Crab spider outside its silken shelter. The Nature Conservancy’s Platte River Prairies. Nikon 105mm macro lens. ISO 800, f/18, 1/80 sec.
Crab spider outside its silken shelter. The Nature Conservancy’s Platte River Prairies. Nikon 105mm macro lens. ISO 800, f/16, 1/160 sec.

Some parts of Nebraska had a big snow this week but we’re still holding on desperately to our warm autumn days here. Soon enough, that’ll end, but I’m going to enjoy it as much as I can while it lasts. Have a great weekend, everyone!

Hubbard Fellowship Blog – Sarah’s Advertisements of the Week

This post was written by Hubbard Fellow Sarah Lueder.

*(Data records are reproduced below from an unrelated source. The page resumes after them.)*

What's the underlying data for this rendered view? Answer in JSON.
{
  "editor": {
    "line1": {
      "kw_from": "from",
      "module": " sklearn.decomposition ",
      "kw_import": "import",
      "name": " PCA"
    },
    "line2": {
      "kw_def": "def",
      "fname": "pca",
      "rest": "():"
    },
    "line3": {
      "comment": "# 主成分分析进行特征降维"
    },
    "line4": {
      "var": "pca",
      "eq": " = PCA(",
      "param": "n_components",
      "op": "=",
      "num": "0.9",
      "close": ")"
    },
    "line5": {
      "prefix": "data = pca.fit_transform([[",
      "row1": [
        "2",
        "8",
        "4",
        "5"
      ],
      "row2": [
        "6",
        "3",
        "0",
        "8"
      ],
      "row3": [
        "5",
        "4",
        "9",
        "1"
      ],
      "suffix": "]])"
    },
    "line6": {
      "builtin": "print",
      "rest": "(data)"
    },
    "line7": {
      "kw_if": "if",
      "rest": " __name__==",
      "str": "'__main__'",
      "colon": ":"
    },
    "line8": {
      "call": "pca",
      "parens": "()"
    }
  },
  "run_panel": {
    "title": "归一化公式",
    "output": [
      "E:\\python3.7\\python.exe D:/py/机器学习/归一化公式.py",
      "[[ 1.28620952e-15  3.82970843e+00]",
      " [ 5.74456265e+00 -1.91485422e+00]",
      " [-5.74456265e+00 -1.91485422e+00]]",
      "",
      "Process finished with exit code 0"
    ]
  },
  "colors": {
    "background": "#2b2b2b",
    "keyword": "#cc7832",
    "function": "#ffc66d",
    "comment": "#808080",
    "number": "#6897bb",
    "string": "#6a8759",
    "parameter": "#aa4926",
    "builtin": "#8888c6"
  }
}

She’s been playing with prairie slogans and asking other staff to help. In this post, she brings you into that world too. Enjoy! – Chris

Anyone who is open with their love for prairies is bound to be met with a less than enthusiastic response occasionally. I am guessing that is why Chris’s recent post, The Tribulations of a Prairie Evangelist, resonated with this audience. Inspired by the poster at the end of the post, I wanted to create more visuals that leaned into the fact that the uninitiated might have low expectations for prairies. I asked some of the Nature Conservancy staff to come up with some tongue-in-cheek slogans to help with this. Here are some of my favorites, made into very motivational posters.

Ok, admittedly, not everyone is even going to agree with this one. Some people are just going to like a short, cropped monoculture of Kentucky bluegrass more than a prairie. BUT, I would like to see them look over a field of waving big bluestem and Indian grass at sunset while a meadowlark sings nearby and a crisp wind rolls across the plains and tell me that a lawn is better. Maybe it still would be to them. If they liked being wrong.

This reminds me of a quote from Suzanne Winckler’s Prairie: A North American Guide (2004): “A prairie requests the favor of your closer attention. It does not divulge itself to a mere passerby.” Very wise, Winckler, and might I add, “Unlike forests, the most divulging of the ecosystems.” Don’t get me wrong, I love a forest! Just like the next person.

We all had our own path to prairies. Maybe it was an introduction from a friend, a meaningful moment on a hiking trail, or a class that turned your attention towards them. But I think it’s time that we champion a new prairie species to bring people in. That’s right… ticks! When it’s tick season they will be sure to do their best to welcome you with a hug and be right by your side as you explore. Admittedly, they can be a little clingy, but they were the most eager volunteers.  

I could amend this one to say “Prairies: the Midwest yard you don’t have to mow… but you can if you think that will bring you closer to your management objectives… or you can light it on fire if you want… or graze it… or do a combination of those things… just make sure you have some type of disturbance though.” However, for the sake of graphic design, I will leave it as is.

How do you draw people into prairies? Botanical accuracy! Just kidding. I don’t want to scare people away from prairies by throwing words like “forb” around. It’s all about meeting people where they are.

That’s the last of them, and now that you are filled to the brim with inspiration, I am sure you are wondering how to put it to use. To that I say, keep spreading the good word about prairies, however irreverent and sardonic it may be. To start, you might create your own slogan, and leave it in the comments!